In the last couple of years we have seen several organizations publish regression analysis that forecast national yields vs. crop conditions. Thus far this year, those sort of regression models appear to be be forecasting a yield 1-3 bu below trend, or 167-169 bu/acre, in line with where fair value analysis suggests the market is trading right now.

However, there is a lot that can happen between now and harvest that can affect yields, and especially in the Northern half of the Corn Belt there is a lot of maturation yet to take place.

So the main question for the marketer is: what sort of a range of potential national yield scenarios should I be prepared for? While crop condition ratings are behind those of the past several years, they aren’t all that bad outside of South Dakota (where they actually trail 2012’s slightly) and with favorable weather in August in Iowa and Minnesota, perhaps an above trend yield in those states can still be achieved. Should the South Dakota crop fall 25% below trend, as in 2012, the drag on the national corn yield would be the equivalent of about 2 bu/acre.

July weather patterns seems to indicate that a trend-to-below trend yield seems likely in the Southeastern and Western Corn Belt but there is still potential on either side of trend for the Northern Corn Belt. Right now the most likely range of national yield outcomes seems to fall between about 162 and 170 bu/acre.

Recent history suggests we would need a forecasted national corn yield below 160 bu/acre a month from now to justify $4.00 Dec corn into September. That would push the 16/17 stocks/use forecast down to about 11%. In the last three years USDA’s September stocks/use forecast has been between 11.5% and 16.5% and December corn has traded between $3.20 and $3.90 during September in those years. In the most recent crop report, USDA forecasted a 16.2% stocks/use ratio assuming a 170.7 yield for this year.

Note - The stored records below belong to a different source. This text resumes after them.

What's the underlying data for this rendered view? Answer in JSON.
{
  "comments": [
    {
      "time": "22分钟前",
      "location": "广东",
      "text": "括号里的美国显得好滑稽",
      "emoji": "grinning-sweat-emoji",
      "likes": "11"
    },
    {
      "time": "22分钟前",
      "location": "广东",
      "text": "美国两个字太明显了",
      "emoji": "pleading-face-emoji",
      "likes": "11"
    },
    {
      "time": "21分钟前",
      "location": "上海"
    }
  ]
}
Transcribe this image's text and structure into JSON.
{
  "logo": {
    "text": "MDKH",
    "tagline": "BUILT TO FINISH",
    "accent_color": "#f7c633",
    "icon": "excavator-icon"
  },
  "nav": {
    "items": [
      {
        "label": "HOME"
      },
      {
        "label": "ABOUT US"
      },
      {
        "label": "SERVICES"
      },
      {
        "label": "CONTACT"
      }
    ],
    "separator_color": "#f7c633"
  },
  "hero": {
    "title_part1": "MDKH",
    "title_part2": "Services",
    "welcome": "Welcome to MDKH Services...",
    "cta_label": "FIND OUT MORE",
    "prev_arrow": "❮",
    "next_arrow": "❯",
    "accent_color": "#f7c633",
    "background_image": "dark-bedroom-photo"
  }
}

So even though the weather forecasts and crop conditions haven’t been ideal, it is notable that forecasted production totals this year still seem large enough to provide some insulation against a major price spike should yield estimates sag a little.